Suboxone is an increasingly used alternative to methadone. Suboxone contains buprenorphine, which, like methadone, activates the brain’s opioid receptors. In addition, Suboxone also contains naloxone, which stops the euphoric effects of opioids and causes symptoms of withdrawal if the person injects Suboxone in an attempt to get high. Suboxone is much more widely available than methadone, and many doctors’ offices and outpatient clinics can prescribe Suboxone.
There are also newer drugs used to manage Percocet addiction, such as Probuphine and Vivitrol. Probuphine is an implant that gives a person a 6-month dose of buprenorphine, eliminating the need to remember to take daily doses.

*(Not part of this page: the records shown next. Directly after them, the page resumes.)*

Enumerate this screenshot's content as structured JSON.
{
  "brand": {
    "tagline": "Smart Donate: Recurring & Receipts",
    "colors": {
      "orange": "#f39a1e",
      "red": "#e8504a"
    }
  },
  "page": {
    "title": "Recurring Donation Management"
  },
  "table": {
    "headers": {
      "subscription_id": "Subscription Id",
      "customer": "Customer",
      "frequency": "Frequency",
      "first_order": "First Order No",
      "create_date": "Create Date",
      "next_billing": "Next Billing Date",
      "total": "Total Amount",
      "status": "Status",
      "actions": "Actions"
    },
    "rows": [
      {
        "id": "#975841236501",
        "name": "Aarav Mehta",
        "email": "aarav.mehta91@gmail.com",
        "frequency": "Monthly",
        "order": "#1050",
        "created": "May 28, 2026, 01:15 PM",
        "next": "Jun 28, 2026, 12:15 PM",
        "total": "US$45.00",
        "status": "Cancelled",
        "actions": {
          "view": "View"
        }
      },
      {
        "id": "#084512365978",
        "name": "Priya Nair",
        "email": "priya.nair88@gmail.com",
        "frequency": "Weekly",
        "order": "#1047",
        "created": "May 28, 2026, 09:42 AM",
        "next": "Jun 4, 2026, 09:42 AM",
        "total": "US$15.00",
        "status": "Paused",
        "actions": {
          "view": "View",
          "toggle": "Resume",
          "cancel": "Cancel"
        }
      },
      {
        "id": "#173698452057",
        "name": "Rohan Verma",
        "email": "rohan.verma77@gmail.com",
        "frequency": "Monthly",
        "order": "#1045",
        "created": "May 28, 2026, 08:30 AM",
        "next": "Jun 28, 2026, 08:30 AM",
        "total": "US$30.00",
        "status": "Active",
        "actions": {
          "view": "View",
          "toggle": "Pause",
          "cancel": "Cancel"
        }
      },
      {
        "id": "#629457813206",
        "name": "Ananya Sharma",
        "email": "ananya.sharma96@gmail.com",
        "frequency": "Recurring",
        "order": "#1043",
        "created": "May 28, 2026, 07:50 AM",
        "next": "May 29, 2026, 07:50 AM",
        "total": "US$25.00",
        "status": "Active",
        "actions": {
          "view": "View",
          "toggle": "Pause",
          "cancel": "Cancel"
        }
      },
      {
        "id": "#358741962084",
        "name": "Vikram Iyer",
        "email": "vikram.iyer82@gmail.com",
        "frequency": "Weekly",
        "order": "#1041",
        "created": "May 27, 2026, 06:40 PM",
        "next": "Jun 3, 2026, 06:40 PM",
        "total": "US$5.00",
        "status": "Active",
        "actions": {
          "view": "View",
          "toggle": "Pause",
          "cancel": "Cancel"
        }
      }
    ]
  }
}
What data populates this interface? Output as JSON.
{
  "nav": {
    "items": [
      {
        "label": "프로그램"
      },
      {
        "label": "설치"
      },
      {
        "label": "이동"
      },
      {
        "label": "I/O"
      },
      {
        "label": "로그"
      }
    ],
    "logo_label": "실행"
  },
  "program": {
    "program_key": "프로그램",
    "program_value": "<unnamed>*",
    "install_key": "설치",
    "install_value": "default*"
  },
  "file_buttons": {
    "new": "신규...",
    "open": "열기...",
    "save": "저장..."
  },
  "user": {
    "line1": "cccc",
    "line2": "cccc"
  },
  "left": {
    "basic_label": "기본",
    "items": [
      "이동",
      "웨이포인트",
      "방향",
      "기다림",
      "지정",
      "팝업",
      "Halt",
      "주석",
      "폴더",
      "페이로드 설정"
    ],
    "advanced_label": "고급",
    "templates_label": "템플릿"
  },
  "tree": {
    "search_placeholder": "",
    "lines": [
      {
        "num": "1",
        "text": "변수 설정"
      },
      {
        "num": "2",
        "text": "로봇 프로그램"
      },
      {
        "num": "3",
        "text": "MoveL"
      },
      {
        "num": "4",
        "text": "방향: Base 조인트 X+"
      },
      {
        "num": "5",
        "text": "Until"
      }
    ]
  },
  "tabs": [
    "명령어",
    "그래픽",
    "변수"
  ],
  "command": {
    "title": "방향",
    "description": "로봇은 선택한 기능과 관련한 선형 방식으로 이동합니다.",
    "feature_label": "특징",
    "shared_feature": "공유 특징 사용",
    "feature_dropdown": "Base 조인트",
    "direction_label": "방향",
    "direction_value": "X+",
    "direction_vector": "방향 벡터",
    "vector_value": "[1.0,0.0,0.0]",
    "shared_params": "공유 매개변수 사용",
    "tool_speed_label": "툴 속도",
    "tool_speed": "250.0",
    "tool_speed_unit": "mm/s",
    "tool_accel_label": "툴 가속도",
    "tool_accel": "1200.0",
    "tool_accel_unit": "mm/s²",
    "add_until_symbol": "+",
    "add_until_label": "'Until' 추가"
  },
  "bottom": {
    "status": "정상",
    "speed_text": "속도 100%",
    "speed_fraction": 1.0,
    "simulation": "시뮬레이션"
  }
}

Vivitrol is a once-monthly intramuscular injection of naltrexone, an opioid antagonist medication which blocks the pleasurable effects of Percocet and other opioids on the brain. Vivitrol, like Probuphine, is convenient because a patient does not have to take daily medication. Once taken, it will discourage opioid abuse for a full month, helping them to stay abstinent for longer.8
Staying Sober After Treatment
Without ongoing support, a person is likely to relapse and begin abusing Percocet again. Some options for continuing treatment include:
Don’t think that there is no hope for recovery, or that you have to try to stop using Percocet alone.
- Aftercare/continued therapy. Many treatment programs will help you design a plan for your aftercare once treatment ends. This could include continued therapy on a weekly or bi-weekly basis, as well as other forms of support such as sober living and support group meeting attendance (see below). The program you attend will also likely help you to create a relapse prevention plan that you can reference as you work through your recovery.
- Sober living houses. Sober living settings can provide a safe, drug-free environment and the support of peers in recovery, but they are not a hospital or rehab treatment program. Rather, people live in an apartment-like setting and receive assistance in locating jobs and building essential life skills. Houses are completely drug- and alcohol-free, and counselors typically hold groups throughout the week to support residents in recovery and encourage sobriety.
- 12-step groups. These organizations, such as Narcotics Anonymous, give people a place to meet with others in recovery as often as every day. These groups are free and are found in most communities. They can be a valuable tool to help people maintain long-term recovery.
Don’t Wait Another Day
Percocet addiction has potentially serious consequences for your health and well-being. Help is available. Don’t think that there is no hope for recovery, or that you have to try to stop using Percocet alone. There are numerous resources for you to take your first step toward recovery today.
- U.S. Food and Drug Administration. (2006). Percocet.
- U.S. National Library of Medicine. (2017). Dailymed: Percocet.
- Bratsis, M. (2017). Be Prepared for Opioid Overdoses. The Science Teacher, 84, 6: 18.
- Center for Substance Abuse Research. (2013). Oxycodone.
- U.S. Food and Drug Administration. (2016). FDA Requires Strong Warnings for Opioid Analgesics, Prescription Opioid Cough Products, and Benzodiazepine Labeling Related to Serious Risks and Death From Combined Use.
- American Psychiatric Association. (2013). Diagnostic and Statistical Manual of Mental Disorders (DSM-5®). American Psychiatric Pub.
- Substance Abuse and Mental Health Services Administration. (2006). Physical Detoxification Services for Withdrawal from Specific Substances.
- Ling, W., Mooney, L., Zhao, M., Nielsen, S., Torrington, M., & Miotto, K. (2011). Selective Review and Commentary on Emerging Pharmacotherapies for Opioid Addiction. Substance Abuse and Rehabilitation, 2, 181–188.